 Treatment resistant lice (7:27)

So studying lice can tell us a lot about our evolutionary history, but we're also having a huge impact on their evolution. We keep trying to kill them, and they keep becoming resistant to the treatments we use.

A type of chemical called a pyrethroids, for example, used to be great at killing off insects including lice. But starting around the 1990s they became much less effective on lice.

The lice had acquired genetic mutations in a specific gene that help them survive by reducing the sensitivity of the nervous system in response to the insecticide treatment. And when these so-called super lice survive treatment, they breed with each other and they pass along their resistance their offspring so you end up with even more super lice. But there are other classes of topical insecticide that do still work effectively.

Benzyl alcohol, for example, essentially suffocates the lice by targeting their respiratory system, though it can have side effects like skin irritation. There's also spinosad and ivermectin, which both contain compounds that affect the insect nervous systems. But eventually lice might develop similar genetic resistance to those drugs too.

There are other effective methods though. One study coated hair in a skin cleaner, specifically Cetaphil, and then blow dried it and fill it hardened into a kind of shrink wrap coating and left it there for eight hours. The researchers found that the hardened coating suffocated life with a ninety-five percent success rate. And in clinical testing heated air from a specially-designed blow dryer was shown to kill ninety-eight percent of nits and eighty percent of live lice.

But if all else fails you can always do what humans have been doing for thousands of years: take a fine-tooth comb and spend hours picking out nits and adult lice.
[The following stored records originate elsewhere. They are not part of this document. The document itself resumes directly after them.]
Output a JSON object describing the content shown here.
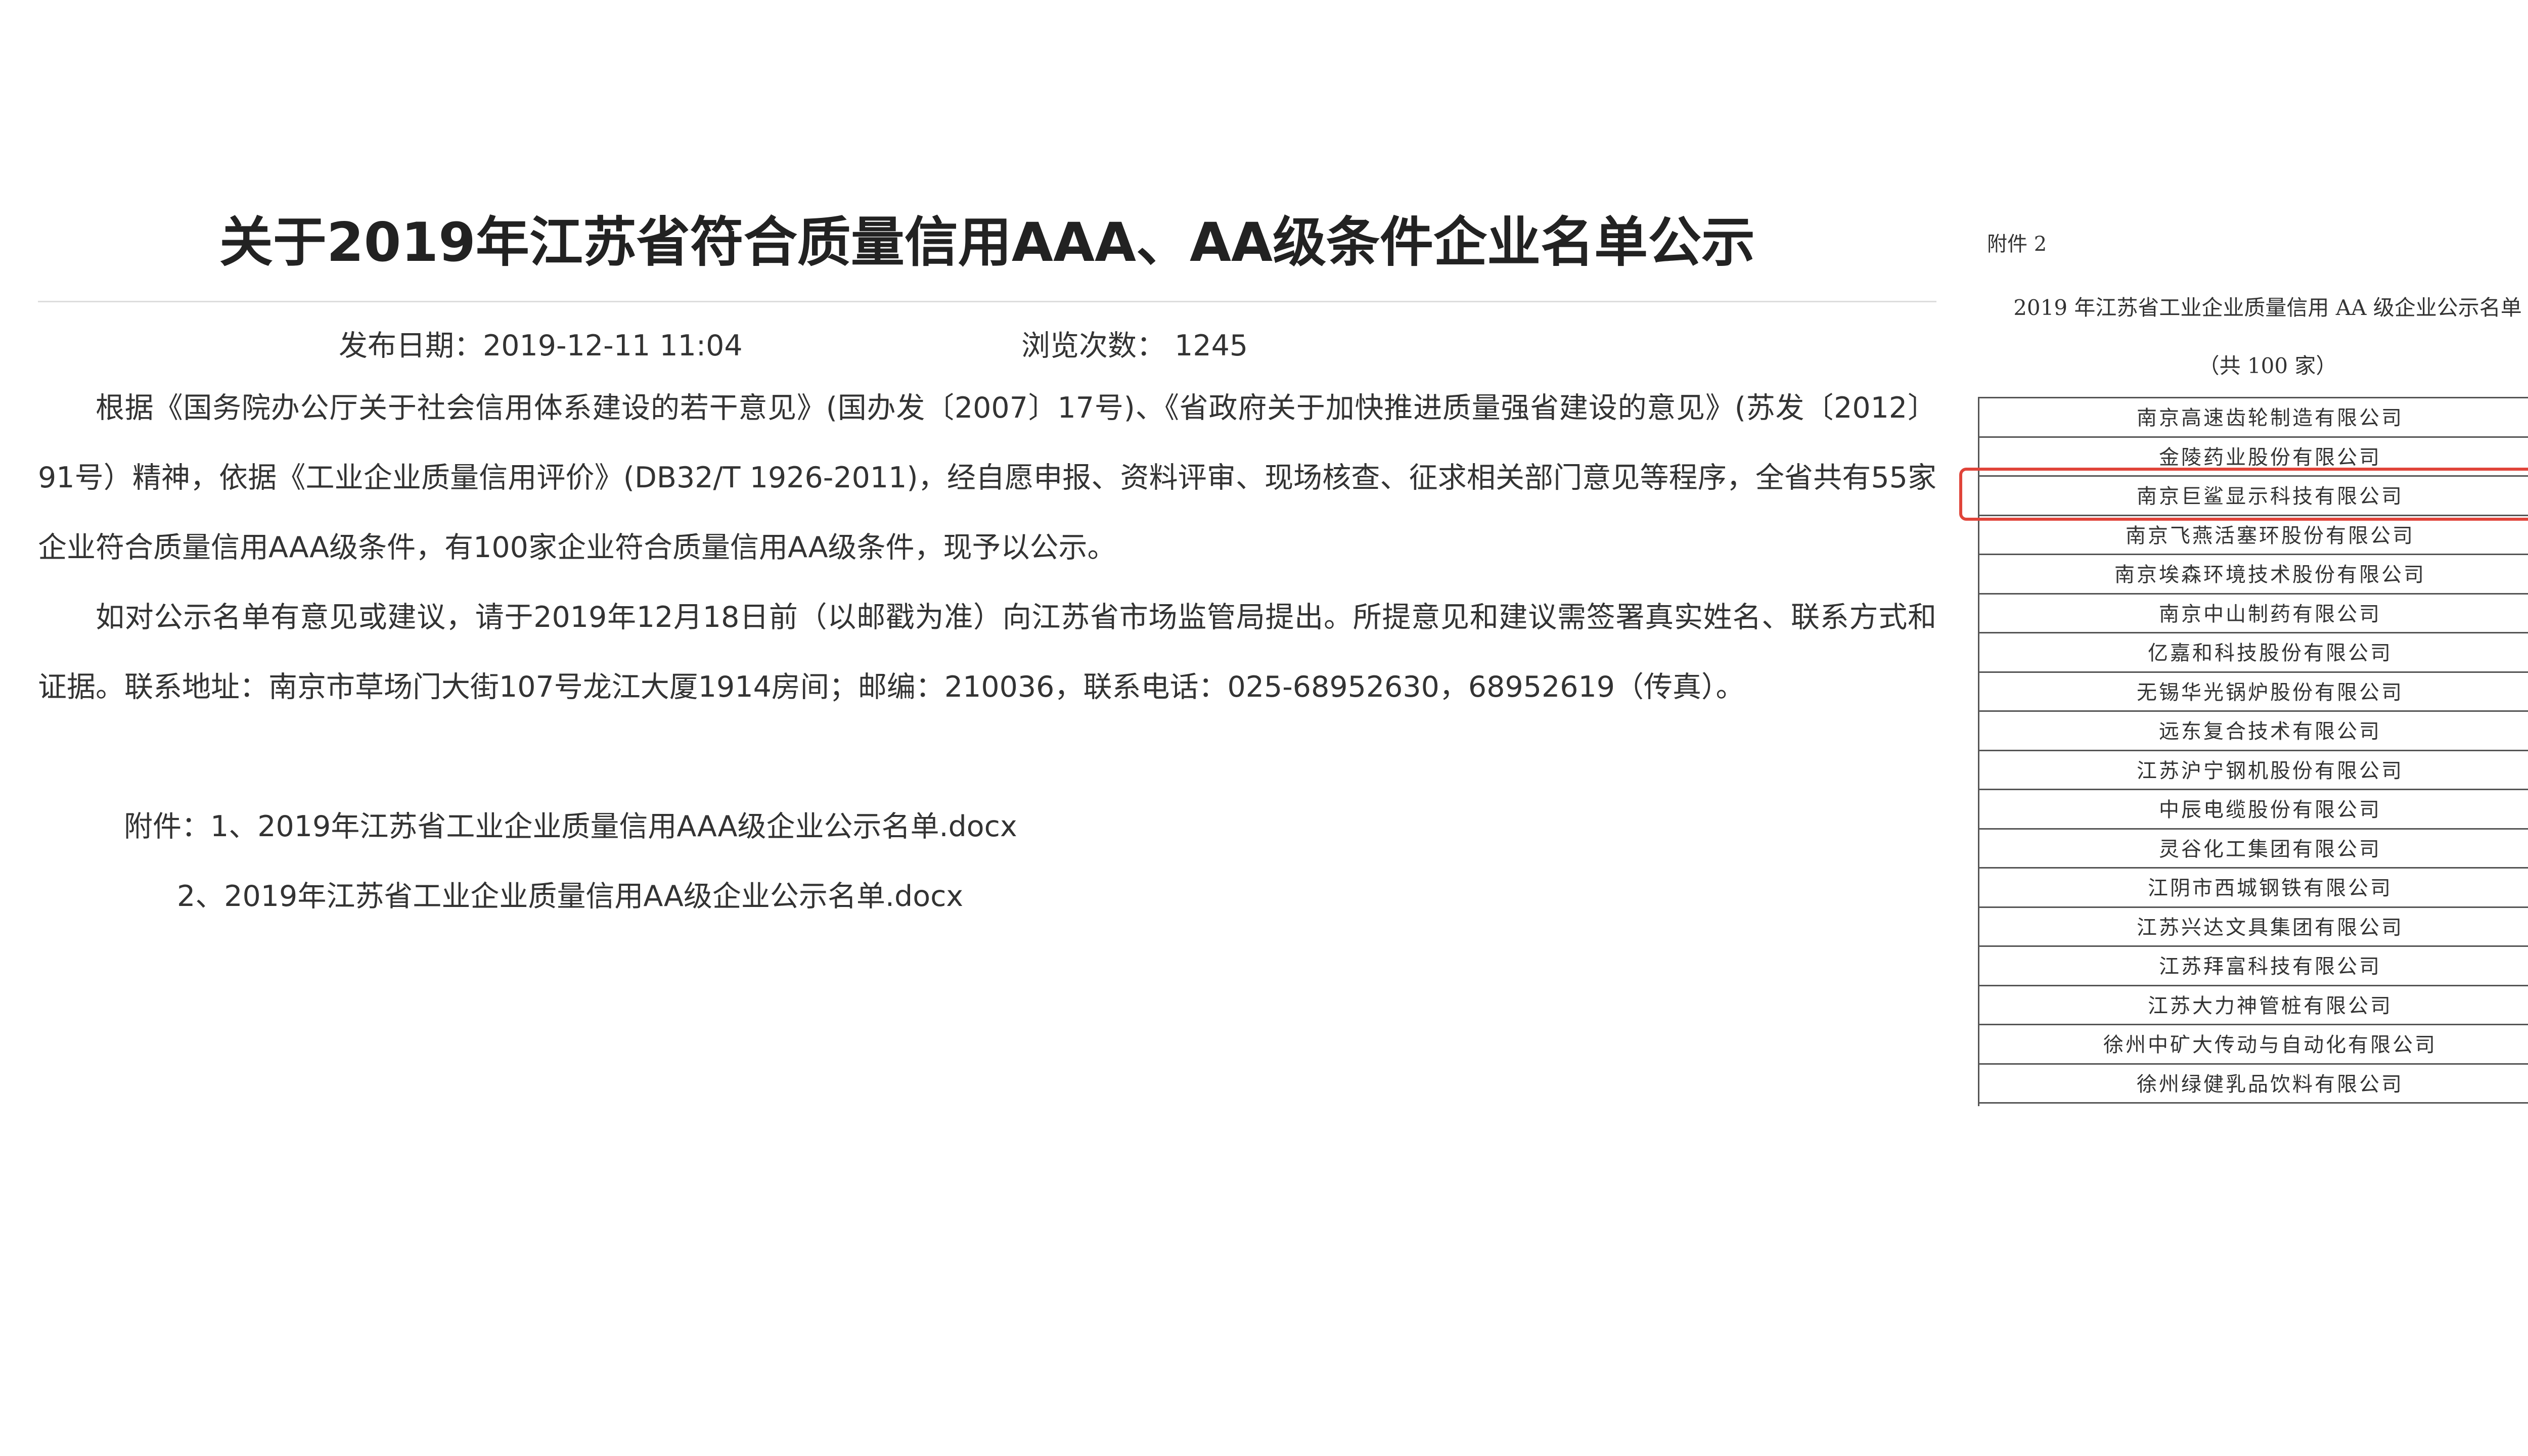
{
  "article": {
    "title": "关于2019年江苏省符合质量信用AAA、AA级条件企业名单公示",
    "publish_date": "发布日期：2019-12-11 11:04",
    "view_count": "浏览次数：  1245",
    "paragraphs": [
      "根据《国务院办公厅关于社会信用体系建设的若干意见》(国办发〔2007〕17号)、《省政府关于加快推进质量强省建设的意见》(苏发〔2012〕91号）精神，依据《工业企业质量信用评价》(DB32/T 1926-2011)，经自愿申报、资料评审、现场核查、征求相关部门意见等程序，全省共有55家企业符合质量信用AAA级条件，有100家企业符合质量信用AA级条件，现予以公示。",
      "如对公示名单有意见或建议，请于2019年12月18日前（以邮戳为准）向江苏省市场监管局提出。所提意见和建议需签署真实姓名、联系方式和证据。联系地址：南京市草场门大街107号龙江大厦1914房间；邮编：210036，联系电话：025-68952630，68952619（传真）。"
    ],
    "attachments": [
      "附件：1、2019年江苏省工业企业质量信用AAA级企业公示名单.docx",
      "2、2019年江苏省工业企业质量信用AA级企业公示名单.docx"
    ]
  },
  "annex": {
    "label": "附件 2",
    "heading": "2019 年江苏省工业企业质量信用 AA 级企业公示名单",
    "count": "（共 100 家）",
    "companies": [
      "南京高速齿轮制造有限公司",
      "金陵药业股份有限公司",
      "南京巨鲨显示科技有限公司",
      "南京飞燕活塞环股份有限公司",
      "南京埃森环境技术股份有限公司",
      "南京中山制药有限公司",
      "亿嘉和科技股份有限公司",
      "无锡华光锅炉股份有限公司",
      "远东复合技术有限公司",
      "江苏沪宁钢机股份有限公司",
      "中辰电缆股份有限公司",
      "灵谷化工集团有限公司",
      "江阴市西城钢铁有限公司",
      "江苏兴达文具集团有限公司",
      "江苏拜富科技有限公司",
      "江苏大力神管桩有限公司",
      "徐州中矿大传动与自动化有限公司",
      "徐州绿健乳品饮料有限公司"
    ],
    "highlighted_index": 2
  },
  "colors": {
    "highlight": "#e0443a",
    "rule": "#dddddd",
    "text": "#333333"
  }
}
Or of course just give up and shave your head entirely.

Thanks for watching this episode of SciShow which is brought to you by our patrons on Paetron, who paid to learn about lice today. Thank you for doing that! And also they paid so that you could learn about lice, unless you're one of the people who paid in which case... yeah! Thank you! If you want to watch more SciShow you can do that there's a subscribe button, it's right down below the video. Or it's at